SoE’s Professors Jha and Tse Receive Rutgers’ Highest Honors

The School of Engineering’s Shantenu Jha and Stephen D. Tse were among a select group of Rutgers University faculty members recognized for their contributions and achievements as educators during the university’s annual faculty awards reception in May.

Stephen Tse, who joined Rutgers in 2001 and currently serves as a professor of mechanical and aerospace engineering, was awarded the Board of Trustees Award for Excellence in Research which recognizes outstanding research contributions to a discipline or to society by a tenured faculty member. Tse was honored for his numerous path-breaking contributions to the areas of combustion technology, nanofibers, and nanomaterials, including his pioneering use of innovative laser diagnostic tools to probe the combustion-flame environment leading to a fundamental understanding of combustion-synthesis dynamics.

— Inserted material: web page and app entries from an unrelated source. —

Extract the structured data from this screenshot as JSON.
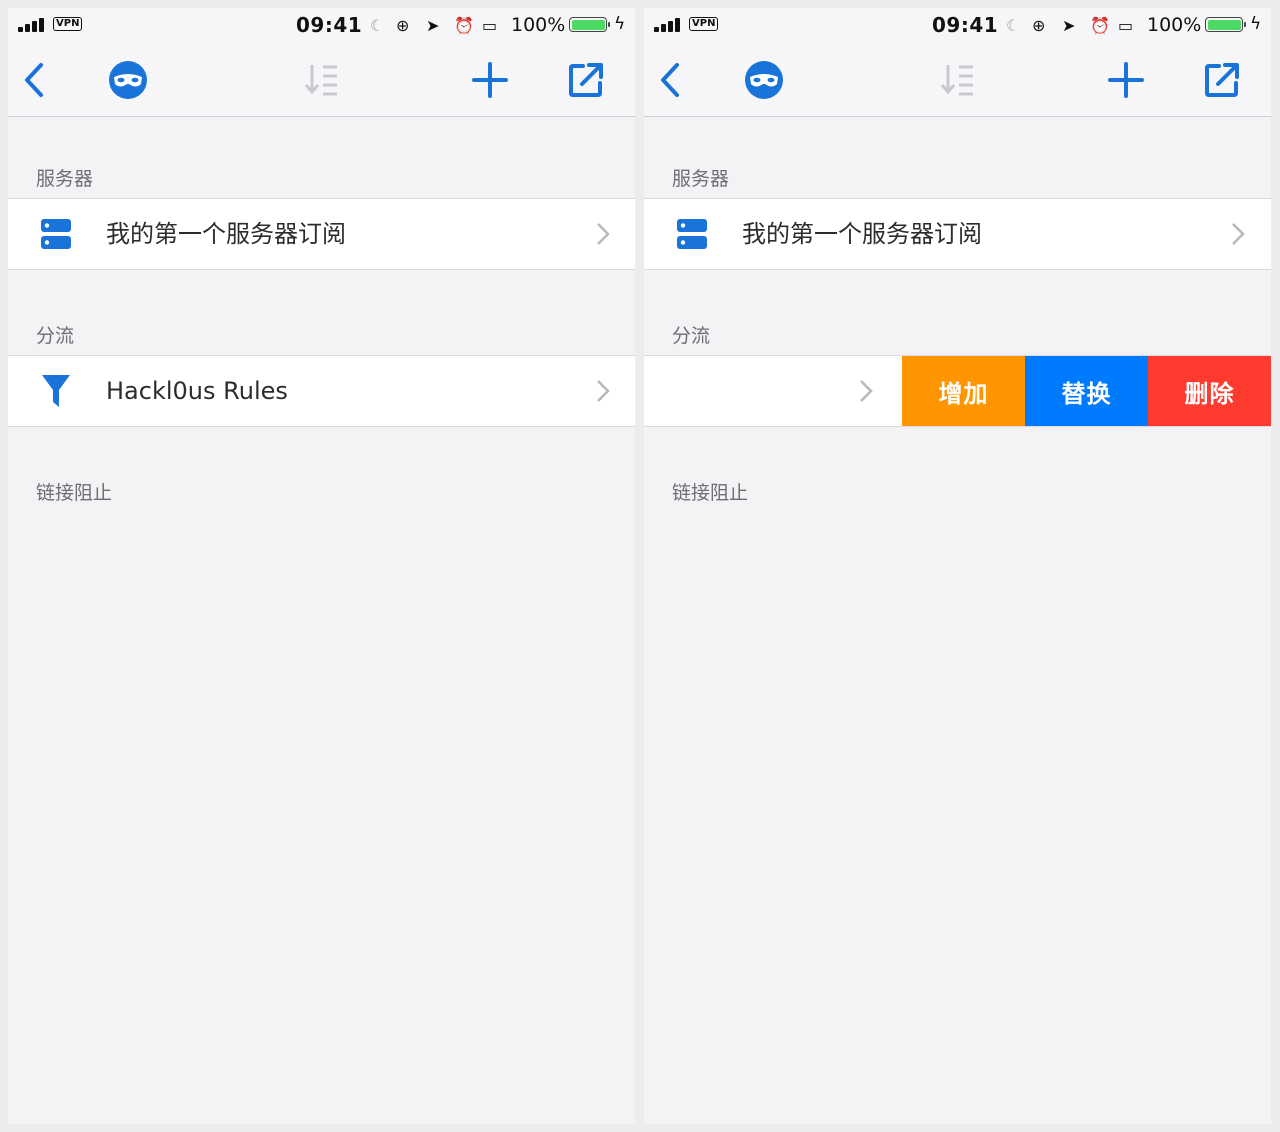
{
  "colors": {
    "accent": "#1a73d9",
    "add": "#ff9500",
    "replace": "#007aff",
    "delete": "#ff3b30",
    "battery": "#4cd964"
  },
  "statusbar": {
    "vpn": "VPN",
    "time": "09:41",
    "battery": "100%",
    "icons": [
      "moon-icon",
      "orientation-lock-icon",
      "location-icon",
      "alarm-icon",
      "airplay-icon",
      "charging-icon"
    ]
  },
  "navbar": {
    "icons": [
      "back-chevron-icon",
      "mask-icon",
      "sort-icon",
      "plus-icon",
      "share-icon"
    ]
  },
  "sections": {
    "server": {
      "title": "服务器",
      "item": "我的第一个服务器订阅"
    },
    "routing": {
      "title": "分流",
      "item": "Hackl0us Rules"
    },
    "block": {
      "title": "链接阻止"
    }
  },
  "swipe_actions": {
    "add": "增加",
    "replace": "替换",
    "delete": "删除"
  }
}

Tse’s research focus is in the thermal sciences, involving applications in nanomaterials synthesis, plasma processes, CVD, combustion and propulsion, and advanced laser-based diagnostics.  Along with fundamental combustion studies, he investigates fundamental growth mechanisms involved in flame and plasma synthesis of carbon nanotubes, graphene, metal-oxide nanowires, ceramic nanoparticles, and novel nanocomposites.  These advanced materials possess enhanced mechanical, thermal, optical, and electronic properties that are well-suited for applications such as structural materials, armor, coatings, IR windows, photonics, sensors, and energetics.

Shantenu Jha, an assistant professor in the Department of Electrical and Computer Engineering, received the Board of Trustee Research Fellowship for Scholarly Excellence. This award cites Jha’s “brilliant translational research that ranges across computer and computational science, physics and biology, addressing and solving deep, real-world problems." A School of Engineering faculty member since 2011, Jha is developing middleware to support distributed dynamic data-intensive (D3) science on distributed cyberinfrastructure. His interests lie in the areas of high performance and distributed computing, computational and data-intensive science and engineering, and large-scale cyberinfrastructure for science and engineering.